ESB Networks currently imports more than 15,000 timber poles a year due to insufficient supply from Coillte as a result of dwindling supplies of Douglas Fir and Larch.

Since Coillte’s establishment in 1988, the company has produced poles for ESB and telecommunication uses from the 1980s to the mid-1990s with counties Kilkenny, Waterford, Tipperary, Carlow and Wicklow being the primary producers due to the quality of Douglas Fir and Larch in those counties.

It was in 1996 when ESB Networks last purchased untreated poles from Coillte because of dwindling supplies.

“We stopped purchasing raw poles, non-creosote treated, at that time as Coillte found it increasingly difficult to source pole material that suited our requirements. For example, in 1993 only 31 per cent of our poles were sourced in Ireland with the remainder being supplied from Finland,” an ESB spokesman said.

Since the mid-1990s ESB Networks has been sourcing creosoted wooden poles from Scandinavia and a small number of very large untreated poles from the US, he added.

According to ESB Networks, its pole requirements are very specific.

“Irish growers were not able to satisfy these requirements for the following reasons: lack of quantities required; insufficient size of pole; straightness and excessive knots particularly up towards the top end of the poles; Irish growers tend not to let the trees grow long enough (typical requirement is an 80/90-year-old tree) to make our pole length and this is why we have problems with quantities, sizes and knots; and no Irish growers provide a treated pole presently,” the spokesman explained.

Current usage of wooden poles by ESB Network amounts to approximately 15,000 per year. It is estimated that these poles cost €600 each to import. ESB Networks plans to go out to tender again in mid 2015.

Coillte is currently re-evaluating its forest resource for suitable Douglas Fir and Larch pole material.

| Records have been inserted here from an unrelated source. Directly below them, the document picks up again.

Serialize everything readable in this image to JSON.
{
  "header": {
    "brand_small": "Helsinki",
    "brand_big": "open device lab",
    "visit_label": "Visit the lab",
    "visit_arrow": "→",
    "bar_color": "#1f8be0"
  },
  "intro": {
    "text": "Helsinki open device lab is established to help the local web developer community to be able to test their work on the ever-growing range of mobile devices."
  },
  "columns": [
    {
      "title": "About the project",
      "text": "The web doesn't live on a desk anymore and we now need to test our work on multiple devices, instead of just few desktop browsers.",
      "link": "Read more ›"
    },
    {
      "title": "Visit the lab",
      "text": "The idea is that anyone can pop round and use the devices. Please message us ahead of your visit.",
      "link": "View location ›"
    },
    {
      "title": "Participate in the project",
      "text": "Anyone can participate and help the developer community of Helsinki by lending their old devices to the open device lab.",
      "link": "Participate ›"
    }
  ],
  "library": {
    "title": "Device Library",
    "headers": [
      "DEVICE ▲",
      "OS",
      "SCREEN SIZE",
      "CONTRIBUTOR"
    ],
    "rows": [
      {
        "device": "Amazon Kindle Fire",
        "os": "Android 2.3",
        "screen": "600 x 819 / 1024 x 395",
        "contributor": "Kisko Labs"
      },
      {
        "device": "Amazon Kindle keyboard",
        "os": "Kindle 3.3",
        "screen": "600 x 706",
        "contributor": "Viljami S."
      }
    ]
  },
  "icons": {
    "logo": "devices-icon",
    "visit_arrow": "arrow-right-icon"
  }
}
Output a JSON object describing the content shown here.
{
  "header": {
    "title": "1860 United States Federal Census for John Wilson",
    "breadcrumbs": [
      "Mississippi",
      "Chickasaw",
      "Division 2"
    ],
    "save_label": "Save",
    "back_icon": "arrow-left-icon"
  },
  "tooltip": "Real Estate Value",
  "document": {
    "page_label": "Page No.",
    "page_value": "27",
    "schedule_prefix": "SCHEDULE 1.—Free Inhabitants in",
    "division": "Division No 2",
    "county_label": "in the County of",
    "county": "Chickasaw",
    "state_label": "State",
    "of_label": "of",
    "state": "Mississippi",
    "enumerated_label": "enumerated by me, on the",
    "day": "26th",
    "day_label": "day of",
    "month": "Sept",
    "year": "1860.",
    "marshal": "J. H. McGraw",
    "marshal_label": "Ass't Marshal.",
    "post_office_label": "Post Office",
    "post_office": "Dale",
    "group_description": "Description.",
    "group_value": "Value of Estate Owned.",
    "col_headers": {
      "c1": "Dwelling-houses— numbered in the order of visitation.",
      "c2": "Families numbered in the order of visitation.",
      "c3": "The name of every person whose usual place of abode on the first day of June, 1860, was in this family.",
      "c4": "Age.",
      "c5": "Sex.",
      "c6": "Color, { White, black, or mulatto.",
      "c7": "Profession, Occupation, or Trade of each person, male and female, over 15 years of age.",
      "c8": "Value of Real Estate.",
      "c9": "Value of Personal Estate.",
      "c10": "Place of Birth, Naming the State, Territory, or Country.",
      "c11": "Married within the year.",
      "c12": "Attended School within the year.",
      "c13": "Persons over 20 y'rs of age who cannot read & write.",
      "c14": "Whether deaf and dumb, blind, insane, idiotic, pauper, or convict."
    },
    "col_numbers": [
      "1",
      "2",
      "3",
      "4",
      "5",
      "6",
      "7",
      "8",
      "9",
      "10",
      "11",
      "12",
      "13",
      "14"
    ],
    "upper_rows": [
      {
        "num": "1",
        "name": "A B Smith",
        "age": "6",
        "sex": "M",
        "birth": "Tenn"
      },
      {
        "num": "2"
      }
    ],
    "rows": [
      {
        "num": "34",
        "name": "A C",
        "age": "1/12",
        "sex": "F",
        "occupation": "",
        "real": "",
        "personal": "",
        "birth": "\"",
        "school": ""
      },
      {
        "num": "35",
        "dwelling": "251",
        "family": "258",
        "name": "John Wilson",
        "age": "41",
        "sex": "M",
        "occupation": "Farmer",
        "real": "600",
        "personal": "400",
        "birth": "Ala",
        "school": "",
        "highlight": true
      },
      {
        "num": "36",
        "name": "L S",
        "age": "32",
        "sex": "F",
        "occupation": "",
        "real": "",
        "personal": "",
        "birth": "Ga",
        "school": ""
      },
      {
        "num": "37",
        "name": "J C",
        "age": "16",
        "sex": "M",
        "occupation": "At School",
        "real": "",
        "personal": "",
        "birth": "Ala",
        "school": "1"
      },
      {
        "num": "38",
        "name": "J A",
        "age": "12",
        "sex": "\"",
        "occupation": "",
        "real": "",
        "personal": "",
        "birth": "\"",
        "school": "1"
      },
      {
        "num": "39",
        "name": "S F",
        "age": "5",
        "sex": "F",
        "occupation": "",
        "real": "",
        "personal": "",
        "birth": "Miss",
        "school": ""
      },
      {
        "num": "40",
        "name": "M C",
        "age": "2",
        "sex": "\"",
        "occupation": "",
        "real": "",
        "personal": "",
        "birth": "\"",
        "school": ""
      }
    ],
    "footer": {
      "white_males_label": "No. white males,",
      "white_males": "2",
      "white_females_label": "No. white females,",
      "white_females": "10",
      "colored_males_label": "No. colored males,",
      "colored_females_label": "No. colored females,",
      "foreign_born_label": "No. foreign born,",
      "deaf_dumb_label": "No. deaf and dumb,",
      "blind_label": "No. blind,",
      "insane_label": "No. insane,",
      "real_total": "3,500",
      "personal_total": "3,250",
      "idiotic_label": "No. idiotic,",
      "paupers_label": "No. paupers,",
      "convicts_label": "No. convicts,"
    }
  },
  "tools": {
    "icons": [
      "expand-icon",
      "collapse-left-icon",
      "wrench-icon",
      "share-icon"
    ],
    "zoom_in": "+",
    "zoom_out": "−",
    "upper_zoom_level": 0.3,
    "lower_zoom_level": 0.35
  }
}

According to a Coillte spokesperson, it continues to work with ESB Networks to supply as much as possible of their demand from native sources.